Some roles are specifically earmarked for tall actresses. I get annoyed when women of average height play Rosalind in As You Like It, because the reason Rosalind gives for dressing up as a boy is “I am more than common tall.” And the catfight between Hermia and Helena in A Midsummer Night’s Dream is a short-girl vs. tall-girl classic. (After our scene in The Desk Set, Kitty Torres and I are now hoping that someone will cast us as Hermia and Helena. Producers, call us!) Overall, though, in classical theater, there seems to be an unspoken rule that young actresses play ingénues and middle-aged actresses play queens. The difficulty is that we tend to think of ingénues as petite and queens as statuesque.

Local actress Valerie “Three-Time Helena” Weak, who is 5’10”, has these stories and tips:

I don’t think I’ve ever played opposite someone in a romantic onstage relationship who was shorter than me. I’ve definitely dealt with callbacks where we were paired according to height (like when none of the taller Noras got to read with the shorter Torvald) – and that happens even more often when they’re putting together ‘families’ or ‘couples’ for a callback at a commercial.

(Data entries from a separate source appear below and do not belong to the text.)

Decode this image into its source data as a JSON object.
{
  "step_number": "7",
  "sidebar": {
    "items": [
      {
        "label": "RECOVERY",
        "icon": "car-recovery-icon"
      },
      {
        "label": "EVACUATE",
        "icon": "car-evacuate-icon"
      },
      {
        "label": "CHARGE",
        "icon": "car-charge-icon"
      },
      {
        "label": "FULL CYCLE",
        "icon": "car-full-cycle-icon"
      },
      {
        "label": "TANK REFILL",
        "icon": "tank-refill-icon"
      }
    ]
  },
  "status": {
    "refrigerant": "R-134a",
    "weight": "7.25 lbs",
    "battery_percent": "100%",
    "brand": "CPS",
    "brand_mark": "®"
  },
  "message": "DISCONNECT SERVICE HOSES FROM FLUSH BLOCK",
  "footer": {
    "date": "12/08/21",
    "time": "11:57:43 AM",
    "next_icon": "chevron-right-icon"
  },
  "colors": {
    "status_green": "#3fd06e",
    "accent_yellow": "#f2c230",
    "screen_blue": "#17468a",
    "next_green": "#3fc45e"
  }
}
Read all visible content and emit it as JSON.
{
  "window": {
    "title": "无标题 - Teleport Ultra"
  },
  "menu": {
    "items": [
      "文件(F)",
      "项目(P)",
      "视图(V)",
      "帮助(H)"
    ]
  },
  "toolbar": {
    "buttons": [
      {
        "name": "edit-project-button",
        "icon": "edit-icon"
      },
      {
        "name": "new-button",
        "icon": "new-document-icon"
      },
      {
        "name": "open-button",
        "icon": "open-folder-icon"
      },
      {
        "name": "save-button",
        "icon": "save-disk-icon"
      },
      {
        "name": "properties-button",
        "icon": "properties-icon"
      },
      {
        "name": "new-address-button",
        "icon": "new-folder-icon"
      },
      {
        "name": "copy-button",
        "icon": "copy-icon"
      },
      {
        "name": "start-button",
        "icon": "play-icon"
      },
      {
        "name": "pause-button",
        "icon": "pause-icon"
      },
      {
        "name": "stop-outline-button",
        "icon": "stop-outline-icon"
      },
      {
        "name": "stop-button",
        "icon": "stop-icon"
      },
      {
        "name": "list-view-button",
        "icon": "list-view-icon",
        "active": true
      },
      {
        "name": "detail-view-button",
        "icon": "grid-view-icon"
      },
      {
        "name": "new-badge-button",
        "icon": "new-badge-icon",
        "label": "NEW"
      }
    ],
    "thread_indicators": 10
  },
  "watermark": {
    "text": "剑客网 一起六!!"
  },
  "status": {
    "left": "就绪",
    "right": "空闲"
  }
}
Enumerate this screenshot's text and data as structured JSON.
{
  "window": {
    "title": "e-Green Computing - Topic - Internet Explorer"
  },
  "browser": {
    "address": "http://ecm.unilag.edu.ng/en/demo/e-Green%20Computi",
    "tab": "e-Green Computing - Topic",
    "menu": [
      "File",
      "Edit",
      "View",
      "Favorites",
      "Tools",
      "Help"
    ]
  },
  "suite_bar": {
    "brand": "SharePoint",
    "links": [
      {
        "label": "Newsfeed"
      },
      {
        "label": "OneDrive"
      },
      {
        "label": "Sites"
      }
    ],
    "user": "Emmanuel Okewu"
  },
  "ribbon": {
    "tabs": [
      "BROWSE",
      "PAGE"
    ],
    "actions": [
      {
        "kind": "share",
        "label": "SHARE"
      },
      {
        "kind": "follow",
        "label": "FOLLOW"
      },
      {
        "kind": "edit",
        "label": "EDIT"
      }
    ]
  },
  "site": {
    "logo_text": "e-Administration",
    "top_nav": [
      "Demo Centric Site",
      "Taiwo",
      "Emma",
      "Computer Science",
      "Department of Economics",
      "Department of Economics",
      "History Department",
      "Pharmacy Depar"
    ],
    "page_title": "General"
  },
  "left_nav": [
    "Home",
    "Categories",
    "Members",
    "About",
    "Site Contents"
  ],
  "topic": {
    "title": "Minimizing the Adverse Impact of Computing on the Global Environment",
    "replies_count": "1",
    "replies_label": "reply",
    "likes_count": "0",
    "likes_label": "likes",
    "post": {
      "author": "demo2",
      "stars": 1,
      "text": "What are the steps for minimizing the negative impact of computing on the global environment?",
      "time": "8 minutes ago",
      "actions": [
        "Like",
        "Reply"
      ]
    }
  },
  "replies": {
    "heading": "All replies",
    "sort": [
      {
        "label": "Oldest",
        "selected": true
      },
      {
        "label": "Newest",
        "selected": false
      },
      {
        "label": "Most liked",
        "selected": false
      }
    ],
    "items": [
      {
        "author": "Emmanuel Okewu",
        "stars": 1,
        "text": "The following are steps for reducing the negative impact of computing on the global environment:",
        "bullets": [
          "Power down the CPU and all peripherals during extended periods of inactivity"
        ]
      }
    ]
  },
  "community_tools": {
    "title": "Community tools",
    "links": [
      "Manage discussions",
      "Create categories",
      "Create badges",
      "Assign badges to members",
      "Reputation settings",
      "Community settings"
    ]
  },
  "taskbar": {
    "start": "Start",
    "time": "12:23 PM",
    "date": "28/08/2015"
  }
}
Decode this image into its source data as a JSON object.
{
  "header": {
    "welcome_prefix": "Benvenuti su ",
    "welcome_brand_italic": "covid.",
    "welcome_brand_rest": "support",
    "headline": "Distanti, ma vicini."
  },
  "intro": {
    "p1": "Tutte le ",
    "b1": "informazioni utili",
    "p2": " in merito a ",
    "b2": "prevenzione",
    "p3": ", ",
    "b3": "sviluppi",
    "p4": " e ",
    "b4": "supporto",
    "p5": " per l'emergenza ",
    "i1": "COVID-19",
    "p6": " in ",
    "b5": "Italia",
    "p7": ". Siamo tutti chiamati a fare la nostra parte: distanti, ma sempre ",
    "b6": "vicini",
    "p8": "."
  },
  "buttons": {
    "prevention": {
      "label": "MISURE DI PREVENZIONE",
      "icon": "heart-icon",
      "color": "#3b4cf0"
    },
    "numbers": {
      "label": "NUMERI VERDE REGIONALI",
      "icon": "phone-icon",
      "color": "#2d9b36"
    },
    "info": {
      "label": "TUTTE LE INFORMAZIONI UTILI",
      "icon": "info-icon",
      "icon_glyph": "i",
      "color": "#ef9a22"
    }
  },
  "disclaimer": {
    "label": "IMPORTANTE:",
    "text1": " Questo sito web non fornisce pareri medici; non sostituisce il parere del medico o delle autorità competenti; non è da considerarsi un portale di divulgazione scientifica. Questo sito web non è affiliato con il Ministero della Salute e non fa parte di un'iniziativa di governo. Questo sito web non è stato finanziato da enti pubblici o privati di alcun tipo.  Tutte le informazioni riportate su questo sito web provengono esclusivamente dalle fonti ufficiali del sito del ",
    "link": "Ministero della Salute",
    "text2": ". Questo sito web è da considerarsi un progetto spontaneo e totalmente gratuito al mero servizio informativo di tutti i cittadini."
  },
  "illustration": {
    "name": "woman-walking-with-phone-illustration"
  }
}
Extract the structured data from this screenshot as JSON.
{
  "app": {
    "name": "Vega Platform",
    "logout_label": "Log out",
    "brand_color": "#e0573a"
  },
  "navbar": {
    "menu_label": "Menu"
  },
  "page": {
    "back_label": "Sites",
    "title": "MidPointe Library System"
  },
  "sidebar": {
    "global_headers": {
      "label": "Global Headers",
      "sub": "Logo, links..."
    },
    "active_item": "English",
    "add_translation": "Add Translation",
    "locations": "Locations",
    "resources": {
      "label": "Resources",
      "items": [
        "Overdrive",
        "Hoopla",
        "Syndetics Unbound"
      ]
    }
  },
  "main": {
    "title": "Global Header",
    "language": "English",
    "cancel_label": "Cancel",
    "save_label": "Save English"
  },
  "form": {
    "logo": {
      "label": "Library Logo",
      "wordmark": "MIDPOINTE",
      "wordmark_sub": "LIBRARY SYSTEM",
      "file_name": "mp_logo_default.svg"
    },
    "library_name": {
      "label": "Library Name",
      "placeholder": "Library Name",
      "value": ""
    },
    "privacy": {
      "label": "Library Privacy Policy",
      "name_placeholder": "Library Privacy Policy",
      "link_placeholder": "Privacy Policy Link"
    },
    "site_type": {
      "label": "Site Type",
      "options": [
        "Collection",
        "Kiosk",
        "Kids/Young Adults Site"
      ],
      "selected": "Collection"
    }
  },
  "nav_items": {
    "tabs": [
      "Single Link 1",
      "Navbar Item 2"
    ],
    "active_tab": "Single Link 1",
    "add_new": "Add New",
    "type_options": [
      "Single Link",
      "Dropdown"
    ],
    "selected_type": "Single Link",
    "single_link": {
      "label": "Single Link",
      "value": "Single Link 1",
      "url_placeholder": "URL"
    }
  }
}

I’ve learned to make sure I wear flat shoes when I audition for shorter male directors – I’ve definitely had audition situations where a shorter male director is put off by my height in general. I also know to ask costume designers for rehearsal shoes ASAP if I’m going to be wearing a heel in the show – not so much for me to practice walking in them, but for the men who will be working with me to get ready for how much vertical stage space I’m going to take up, rather than that being one more thing for them to adjust to in tech week.

Let’s go back to 13-year-old Marissa. In the middle of writing this article, I procrastinated by rereading some old emails I sent to my high-school acting teacher, and happened upon this amazingly pertinent quote:

I was complaining to my mom about this and she said I should ask you. I read in Vanity Fair that this hot new talent, an 18-year-old actress called Anne Hathaway, had wanted to do Broadway but wasn’t cast because she was too tall. Her height? 5 foot 8. What I wanted to know is if, in your experience with various shapes and sizes of actors, height is a hindrance to actresses if they want to get cast. Because it would absolutely suck if that were the case. So superficial.

Even as a teen, it seems, I was worried about the plight of being a tall actress. My teacher responded with these words of wisdom:

The theater world runs the gamut from directors and agencies that cast specifically for looks, to directors and agencies that cast based on talent, and everywhere in between. Is your cousin dating the casting director? Did you schmooze with the right people? Has so-and-so told what’s-their-name about whozit who mentioned your work to the director? Did you perform remarkably? Was your audition scheduled after the director had a fight with his/her boyfriend/girlfriend? So many factors figure into casting that it is best to just do your best. Let the rejections roll off your back, and the acceptances be wonderful surprises. Height, weight, skin color, gender… there are a few things with which you are born… worry about the elements under your control. Are you well-rehearsed? Have you worked on making your instrument the best it can be? Did you sleep enough last night? Do you have good relations with your family and friends?

Which seems like good advice for anyone, be they old or young, male or female, short or tall.

Marissa Skudlarek is a San Francisco-based playwright, arts writer, and sometime actress, who enjoys playing the “Am I The Tallest Person In This Elevator” game whenever she’s at her day job. For more: marissabidilla.blogspot.com or @MarissaSkud on Twitter.